What to do » Print every entry below again. Nothing may differ from the original.

Provided data »
■ ■ ■ ■ ■

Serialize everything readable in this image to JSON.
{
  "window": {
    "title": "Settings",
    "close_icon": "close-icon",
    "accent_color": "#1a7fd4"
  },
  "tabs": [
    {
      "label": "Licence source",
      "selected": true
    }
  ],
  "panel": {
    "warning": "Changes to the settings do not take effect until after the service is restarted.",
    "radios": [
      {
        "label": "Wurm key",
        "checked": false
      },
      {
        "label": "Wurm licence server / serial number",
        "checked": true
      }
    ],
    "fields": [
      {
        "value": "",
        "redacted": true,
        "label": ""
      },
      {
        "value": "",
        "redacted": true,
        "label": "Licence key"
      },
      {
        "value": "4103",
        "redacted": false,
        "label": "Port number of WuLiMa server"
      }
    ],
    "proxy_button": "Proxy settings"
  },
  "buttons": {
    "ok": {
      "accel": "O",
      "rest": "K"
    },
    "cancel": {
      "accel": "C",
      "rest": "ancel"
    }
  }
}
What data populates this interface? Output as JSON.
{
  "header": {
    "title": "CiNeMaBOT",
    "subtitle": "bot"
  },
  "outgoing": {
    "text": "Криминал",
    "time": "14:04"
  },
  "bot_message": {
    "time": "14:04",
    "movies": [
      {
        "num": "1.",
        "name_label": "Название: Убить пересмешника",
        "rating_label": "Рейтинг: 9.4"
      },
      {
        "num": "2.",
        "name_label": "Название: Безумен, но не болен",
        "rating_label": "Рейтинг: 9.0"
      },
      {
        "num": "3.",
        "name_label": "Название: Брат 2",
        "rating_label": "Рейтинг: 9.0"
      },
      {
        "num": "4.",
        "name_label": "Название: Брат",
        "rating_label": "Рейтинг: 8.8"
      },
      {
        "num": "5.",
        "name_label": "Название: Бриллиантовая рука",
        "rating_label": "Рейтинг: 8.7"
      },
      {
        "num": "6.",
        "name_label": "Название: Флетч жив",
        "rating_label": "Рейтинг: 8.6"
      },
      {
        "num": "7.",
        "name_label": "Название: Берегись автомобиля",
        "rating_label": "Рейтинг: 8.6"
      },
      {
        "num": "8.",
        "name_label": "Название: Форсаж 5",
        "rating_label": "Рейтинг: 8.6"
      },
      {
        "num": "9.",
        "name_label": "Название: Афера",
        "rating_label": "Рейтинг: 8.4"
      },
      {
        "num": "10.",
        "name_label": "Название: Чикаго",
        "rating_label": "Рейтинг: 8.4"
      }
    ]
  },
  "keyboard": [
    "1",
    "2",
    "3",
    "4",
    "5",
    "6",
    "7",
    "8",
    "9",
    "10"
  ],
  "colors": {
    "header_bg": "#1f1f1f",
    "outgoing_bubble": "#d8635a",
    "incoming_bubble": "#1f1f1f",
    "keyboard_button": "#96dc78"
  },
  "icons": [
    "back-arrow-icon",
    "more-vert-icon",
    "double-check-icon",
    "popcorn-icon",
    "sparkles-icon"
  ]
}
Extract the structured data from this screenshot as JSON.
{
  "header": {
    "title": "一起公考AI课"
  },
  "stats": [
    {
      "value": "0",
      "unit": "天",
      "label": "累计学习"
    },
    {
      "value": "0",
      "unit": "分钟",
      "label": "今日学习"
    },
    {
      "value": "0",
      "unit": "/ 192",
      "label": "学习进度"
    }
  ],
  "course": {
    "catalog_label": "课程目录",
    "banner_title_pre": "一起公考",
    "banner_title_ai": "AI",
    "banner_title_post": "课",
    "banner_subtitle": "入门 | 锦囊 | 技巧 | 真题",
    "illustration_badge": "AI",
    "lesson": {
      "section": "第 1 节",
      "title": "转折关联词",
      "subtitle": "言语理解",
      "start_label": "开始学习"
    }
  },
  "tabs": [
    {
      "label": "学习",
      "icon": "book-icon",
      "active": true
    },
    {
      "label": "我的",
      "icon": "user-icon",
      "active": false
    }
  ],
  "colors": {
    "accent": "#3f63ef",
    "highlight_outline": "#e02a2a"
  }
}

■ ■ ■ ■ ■

Finished task »
Serialize everything readable in this image to JSON.
{
  "window": {
    "title": "Settings",
    "close_icon": "close-icon",
    "accent_color": "#1a7fd4"
  },
  "tabs": [
    {
      "label": "Licence source",
      "selected": true
    }
  ],
  "panel": {
    "warning": "Changes to the settings do not take effect until after the service is restarted.",
    "radios": [
      {
        "label": "Wurm key",
        "checked": false
      },
      {
        "label": "Wurm licence server / serial number",
        "checked": true
      }
    ],
    "fields": [
      {
        "value": "",
        "redacted": true,
        "label": ""
      },
      {
        "value": "",
        "redacted": true,
        "label": "Licence key"
      },
      {
        "value": "4103",
        "redacted": false,
        "label": "Port number of WuLiMa server"
      }
    ],
    "proxy_button": "Proxy settings"
  },
  "buttons": {
    "ok": {
      "accel": "O",
      "rest": "K"
    },
    "cancel": {
      "accel": "C",
      "rest": "ancel"
    }
  }
}
What data populates this interface? Output as JSON.
{
  "header": {
    "title": "CiNeMaBOT",
    "subtitle": "bot"
  },
  "outgoing": {
    "text": "Криминал",
    "time": "14:04"
  },
  "bot_message": {
    "time": "14:04",
    "movies": [
      {
        "num": "1.",
        "name_label": "Название: Убить пересмешника",
        "rating_label": "Рейтинг: 9.4"
      },
      {
        "num": "2.",
        "name_label": "Название: Безумен, но не болен",
        "rating_label": "Рейтинг: 9.0"
      },
      {
        "num": "3.",
        "name_label": "Название: Брат 2",
        "rating_label": "Рейтинг: 9.0"
      },
      {
        "num": "4.",
        "name_label": "Название: Брат",
        "rating_label": "Рейтинг: 8.8"
      },
      {
        "num": "5.",
        "name_label": "Название: Бриллиантовая рука",
        "rating_label": "Рейтинг: 8.7"
      },
      {
        "num": "6.",
        "name_label": "Название: Флетч жив",
        "rating_label": "Рейтинг: 8.6"
      },
      {
        "num": "7.",
        "name_label": "Название: Берегись автомобиля",
        "rating_label": "Рейтинг: 8.6"
      },
      {
        "num": "8.",
        "name_label": "Название: Форсаж 5",
        "rating_label": "Рейтинг: 8.6"
      },
      {
        "num": "9.",
        "name_label": "Название: Афера",
        "rating_label": "Рейтинг: 8.4"
      },
      {
        "num": "10.",
        "name_label": "Название: Чикаго",
        "rating_label": "Рейтинг: 8.4"
      }
    ]
  },
  "keyboard": [
    "1",
    "2",
    "3",
    "4",
    "5",
    "6",
    "7",
    "8",
    "9",
    "10"
  ],
  "colors": {
    "header_bg": "#1f1f1f",
    "outgoing_bubble": "#d8635a",
    "incoming_bubble": "#1f1f1f",
    "keyboard_button": "#96dc78"
  },
  "icons": [
    "back-arrow-icon",
    "more-vert-icon",
    "double-check-icon",
    "popcorn-icon",
    "sparkles-icon"
  ]
}
Extract the structured data from this screenshot as JSON.
{
  "header": {
    "title": "一起公考AI课"
  },
  "stats": [
    {
      "value": "0",
      "unit": "天",
      "label": "累计学习"
    },
    {
      "value": "0",
      "unit": "分钟",
      "label": "今日学习"
    },
    {
      "value": "0",
      "unit": "/ 192",
      "label": "学习进度"
    }
  ],
  "course": {
    "catalog_label": "课程目录",
    "banner_title_pre": "一起公考",
    "banner_title_ai": "AI",
    "banner_title_post": "课",
    "banner_subtitle": "入门 | 锦囊 | 技巧 | 真题",
    "illustration_badge": "AI",
    "lesson": {
      "section": "第 1 节",
      "title": "转折关联词",
      "subtitle": "言语理解",
      "start_label": "开始学习"
    }
  },
  "tabs": [
    {
      "label": "学习",
      "icon": "book-icon",
      "active": true
    },
    {
      "label": "我的",
      "icon": "user-icon",
      "active": false
    }
  ],
  "colors": {
    "accent": "#3f63ef",
    "highlight_outline": "#e02a2a"
  }
}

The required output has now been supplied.